Friday, July 1, 2016

Demanding Duggar Cradle, Teen Homes and the Baptist Myth of Family

Welcome to the resource page that accompanies the discussion:

From Demanding Duggar Cradle to Troubled Teen Home:  
Overcoming the Baptist Myth of Family
Friday, July 1st, Dallas, TX

View the slides here, and visit Slideshare's website for download.

Thursday, June 16, 2016

Understanding the Duggars: A Series of Posts at **Redeeming Dinah**

As part of a presentation, I decided to create what is essentially an online bibliography for those interested in background information about the Duggars, the Independent Fundamental Baptists (IFB), Gothard, Quiverfull, and the Troubled Teen Homes within the IFB. Information about them all can be accessed at the new site, Redeeming Dinah

Overviews of these subjects are provided/  Just the tabs at the blog's header for pages of info that include brief descriptions, helpful links and videos.

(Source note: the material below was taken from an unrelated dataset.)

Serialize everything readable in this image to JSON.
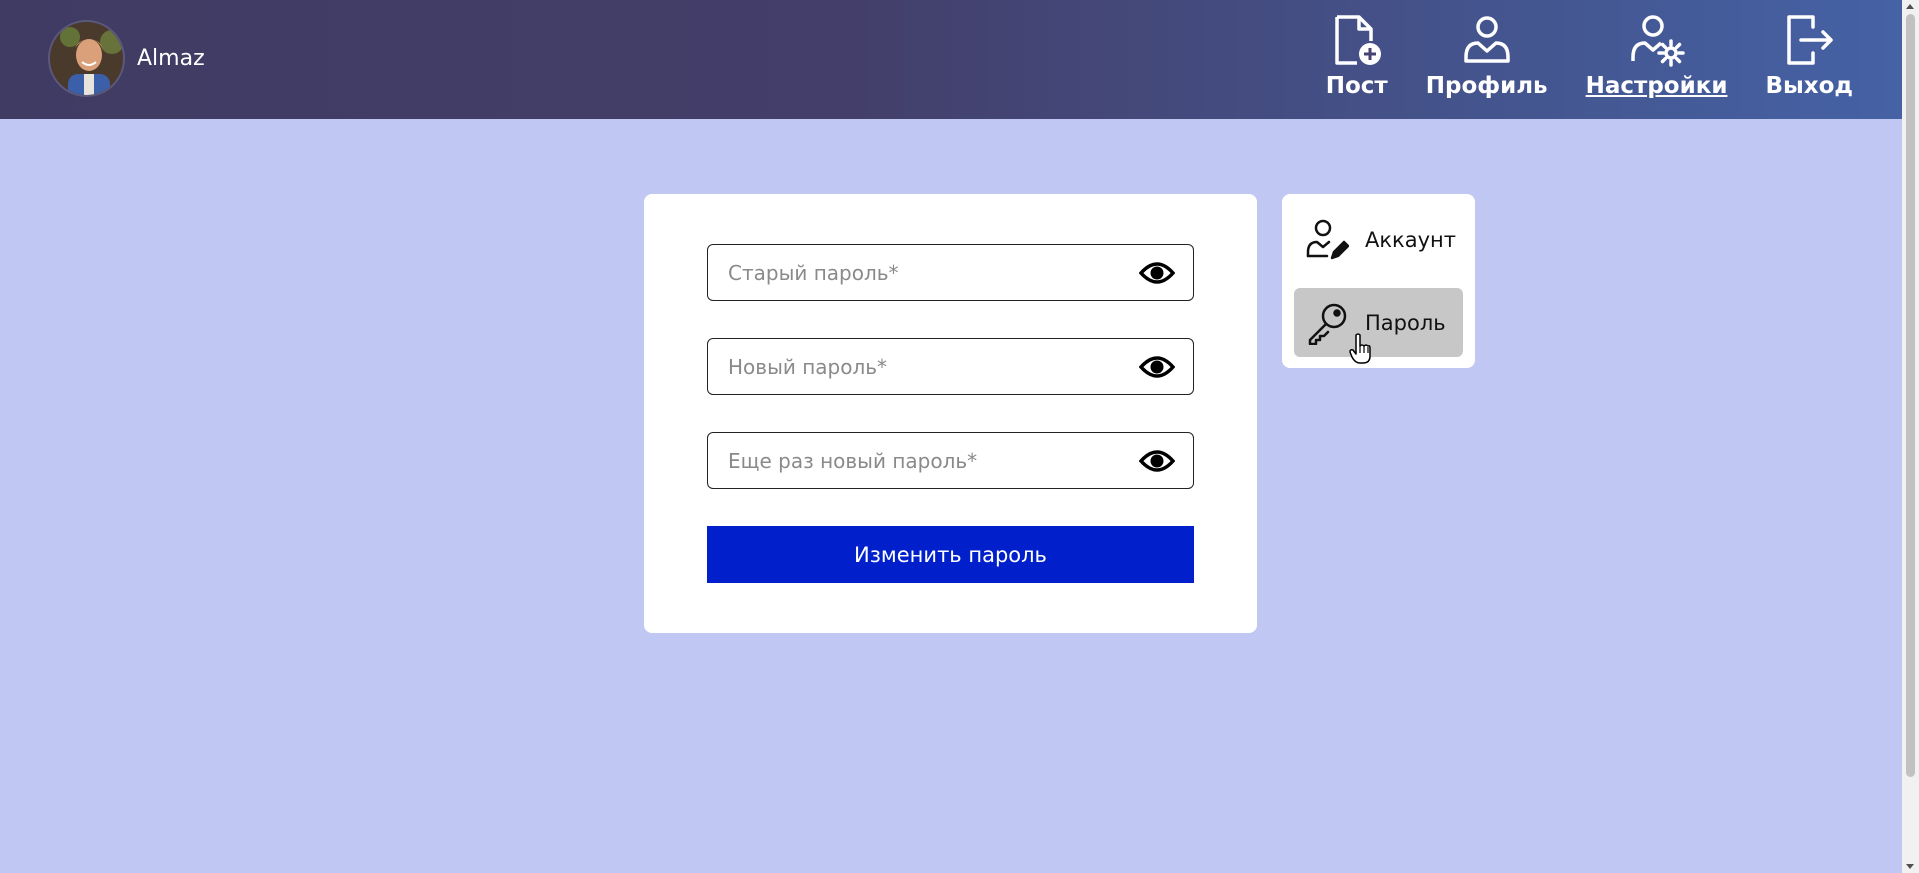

As part of that effort, I turned a fairly extensive email interview with a journalist about a year ago into a blog series at the new site. I hope will provide resources and encouragement to those who have exited the high demand systems listed above. It was a nice opportunity to review and consolidate information to make it more accessible.

Saturday, June 11, 2016

What are Your Barriers?

This is a nice image.  (Though I suspect that the volatiles in the ink had more to do with the ant's behavior.)  But that's still a barrier, and there just might be unbounded freedom on the other side of yours.


Tuesday, May 31, 2016

Anticipating Father's Day

Excerpt from a previous post  ~  

Purity Balls,29307,1822906_1736958,00.html
A few days ago, I happened to see some new photos of fathers and daughters at purity balls by photographer David Magnusson from his book on the subject that will be available later this year. The portraits were featured on several online sites, but despite the “colorful” language of vulgarity in the commentary, this site shows more of the pictures in an easy-to-view format. Some of them look like the dads are getting ready to lead their girls off to the slaughter, or perhaps they were on their way to a funeral. Some of them actually remind me of a sick version of American Gothic, primarily because the poses don't look anything like ones that I find appropriate for fathers and daughters. I also can't get beyond why they all look so morbid in their expressions. ??? I'm also noted for my strong opinion about the depiction of such a ritual in Courageous, a Quiverfull Movement indoctrination film.

Saturday, May 7, 2016

The Drama of Mother's Day in High Demand Religion

For many reasons, Mother's Day takes on great significance for me this year. I turn fifty later this year, and my high hopes of possibility of having a baby of my own have vaporized with my age.

My next sentence that I must write? I take a deep breath, as I know well the showers of words of well wishers who ask why why didn't pursue adoption. The answer to that question is very complex and only people who struggle daily with chronic illness – those often suffered by children who grew up in troubled families – aren't really anyone's business.

But people ask, and people pressure for answers that they find comforting and satisfying to them with little awareness or regard for any pain that such questions might pose for others. They ask because we human beings fantasize and idealize the virtues of motherhood, and we need them. But for many of us, the reality of the subject of motherhood is not at all pleasant.